I heard people crying, expressing shock at their airport fate. Managers came to my receptionist’s aid but no one spoke to me until it was time for me to “have a nice day, sir” in a very hurried 7-11 accent.

“Just so I’m sure. I missed my flight?”

“Yes sir, that is your new boarding pass and present that at the next airport for you next boarding pass.”

Then, I waited.

I slept sitting down, leaning on my sport bag like a school desk, which contained my laptop and survival gear (M&M’s and my PDA).

When I nodded off the first time, I was surrounded by Japanese business men. I woke up later in a gaggle of Egyptians and fell back asleep wondering about the science behind severing your sense of smell for certain situations. When next I woke up, I was surrounded by so many Pakistanis that I fought hard to contain my surprise at how many of them crowded my space. Most sat three to a chair and others filled the available air around the seating by standing in a gentle mosh-pit of Pakistani closeness. If only I had money to invest in that sensory manipulation thing, I’d make a fortune, I thought to myself before I made a hasty escape.

Two flights, much bull shit and seven hours later, once again in Kuwait trying to figure out a way back to my command.
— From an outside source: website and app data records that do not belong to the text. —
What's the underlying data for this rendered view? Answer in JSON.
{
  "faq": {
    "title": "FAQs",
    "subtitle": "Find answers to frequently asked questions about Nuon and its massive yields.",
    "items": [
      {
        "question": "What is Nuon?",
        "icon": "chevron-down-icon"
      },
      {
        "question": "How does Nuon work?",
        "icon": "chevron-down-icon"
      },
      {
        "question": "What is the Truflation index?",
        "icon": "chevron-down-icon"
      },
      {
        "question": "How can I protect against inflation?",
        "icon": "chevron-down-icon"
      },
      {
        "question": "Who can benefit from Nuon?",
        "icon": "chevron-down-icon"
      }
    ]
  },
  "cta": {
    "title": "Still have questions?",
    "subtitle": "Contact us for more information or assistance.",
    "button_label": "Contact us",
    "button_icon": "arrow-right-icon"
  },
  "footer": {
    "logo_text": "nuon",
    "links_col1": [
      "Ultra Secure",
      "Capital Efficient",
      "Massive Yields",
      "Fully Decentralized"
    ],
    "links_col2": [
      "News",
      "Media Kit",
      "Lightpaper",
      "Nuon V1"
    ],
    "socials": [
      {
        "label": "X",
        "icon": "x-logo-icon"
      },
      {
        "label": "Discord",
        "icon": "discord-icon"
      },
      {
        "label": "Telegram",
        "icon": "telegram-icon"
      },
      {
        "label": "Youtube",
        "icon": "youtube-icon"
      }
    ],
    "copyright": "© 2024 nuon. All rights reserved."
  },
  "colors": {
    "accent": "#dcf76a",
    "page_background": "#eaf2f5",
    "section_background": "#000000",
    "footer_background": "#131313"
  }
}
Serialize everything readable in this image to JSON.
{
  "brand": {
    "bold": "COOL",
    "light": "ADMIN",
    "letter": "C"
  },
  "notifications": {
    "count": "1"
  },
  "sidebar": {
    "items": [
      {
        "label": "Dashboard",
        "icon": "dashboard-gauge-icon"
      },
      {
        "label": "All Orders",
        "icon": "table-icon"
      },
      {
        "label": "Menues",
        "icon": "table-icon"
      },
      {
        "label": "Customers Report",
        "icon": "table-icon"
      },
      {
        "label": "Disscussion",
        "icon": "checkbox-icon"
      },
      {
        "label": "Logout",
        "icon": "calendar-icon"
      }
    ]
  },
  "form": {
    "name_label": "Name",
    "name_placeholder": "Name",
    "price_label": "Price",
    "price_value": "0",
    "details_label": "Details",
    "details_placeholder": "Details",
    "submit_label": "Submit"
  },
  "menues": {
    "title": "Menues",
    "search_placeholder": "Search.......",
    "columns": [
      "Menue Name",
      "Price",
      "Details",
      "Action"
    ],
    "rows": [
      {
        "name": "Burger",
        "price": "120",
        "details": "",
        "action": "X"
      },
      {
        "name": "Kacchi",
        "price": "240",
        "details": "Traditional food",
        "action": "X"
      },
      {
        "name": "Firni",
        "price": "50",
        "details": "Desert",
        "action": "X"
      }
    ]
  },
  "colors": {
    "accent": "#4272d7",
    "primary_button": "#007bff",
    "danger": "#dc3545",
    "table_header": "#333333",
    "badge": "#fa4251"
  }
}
Eventually, I found and convinced some government spooks to lend me their cell phone so I could find a ride back to my encampment out in the desert, neighborhood of nowhere. Those guys are too easy to find.

I dialed the emergency cell, “What the shit? It’s me. I’m back and I need a ride out of here. Now would be good.”

“Ooooooo, sorry dude, we can’t get out there. Commander has the car and he’s at the HQ, Dining In ceremony.”

“Are you fucking serious?” I spat angrily, startling the government contractors standing close by. “You mean to tell me that after twenty six straight fucking hours of miserable travel through two different seasons and so many fucking languages, I’ve got to sit here and wait some more while Commander fills his fucking belly with food?!”

Once again, I was cast adrift by the winds of my Commander’s imperious appetite.
“Sorry man, but you know how the CDR gets when it’s catered Middle Eastern.”

“Fuck you! You guys knew I was coming. Don’t be around when I get back or I will piss in your eyes fuckface!” Sometimes, this exact eloquence of communication is reason enough to like the military.

“Well, did you at least have a good time? Did you get drunk for us all?”

“I could wait here in this airport for another week with Kuwaitis spitting on me and it would still be worth it. See you when I get back shitstain.”

It was all worth it and now that I’m back, I can’t wait for this deployment to be over and done. I’ve cheated on my deployment with the real world. Just a taste was enough to enlighten me of my addiction to everything civilian life has to offer.
I can’t wait to get home.